  3. Parizot, C. 2009. ‘Temporalities and perceptions of the separation between Israelis and Palestinians,’ Bulletin du Centre de recherche français à Jérusalem: 20
  4. Rahola, F. 2010. ‘The space of camps: Towards a genealogy of places of internment in the present,’ in A. Dal Lago and S. Palidda (eds), Conflict, Security and the Reshaping of Society. London: Routledge
  5. Said, E. 1998. After the Last Sky: Palestinian Lives. New York: Columbia University Press
  6. Brighenti, A. 2013. Urban Interstices: The Aesthetics and the Politics of the In-Between. Farnham: Ashgate
  7. Lefebvre, H. 1991. The Production of Space. Malden: Blackwell Publishing

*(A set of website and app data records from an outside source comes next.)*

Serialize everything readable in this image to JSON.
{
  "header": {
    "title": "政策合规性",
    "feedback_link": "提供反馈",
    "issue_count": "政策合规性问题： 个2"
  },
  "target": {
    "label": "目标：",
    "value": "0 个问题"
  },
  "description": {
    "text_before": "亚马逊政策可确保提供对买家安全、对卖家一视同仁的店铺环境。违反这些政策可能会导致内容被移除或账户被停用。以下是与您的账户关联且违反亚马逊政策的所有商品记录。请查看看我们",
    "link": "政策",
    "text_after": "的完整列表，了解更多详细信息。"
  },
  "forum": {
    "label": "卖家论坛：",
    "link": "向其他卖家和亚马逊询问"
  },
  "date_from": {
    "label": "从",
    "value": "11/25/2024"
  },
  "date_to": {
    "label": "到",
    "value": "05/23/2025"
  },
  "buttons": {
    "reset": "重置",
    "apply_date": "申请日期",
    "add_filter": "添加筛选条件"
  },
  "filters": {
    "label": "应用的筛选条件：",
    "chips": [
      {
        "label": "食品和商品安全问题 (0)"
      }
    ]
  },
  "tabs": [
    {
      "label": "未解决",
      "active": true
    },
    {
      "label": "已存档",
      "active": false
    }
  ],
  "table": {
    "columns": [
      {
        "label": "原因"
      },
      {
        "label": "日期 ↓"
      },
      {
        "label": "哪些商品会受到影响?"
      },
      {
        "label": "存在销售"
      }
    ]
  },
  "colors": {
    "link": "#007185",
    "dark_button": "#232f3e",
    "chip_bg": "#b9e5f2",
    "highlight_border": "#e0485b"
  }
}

  8. Weizman, E. 2007. Hollow Land: Israel’s Architecture of Occupation. London: Verso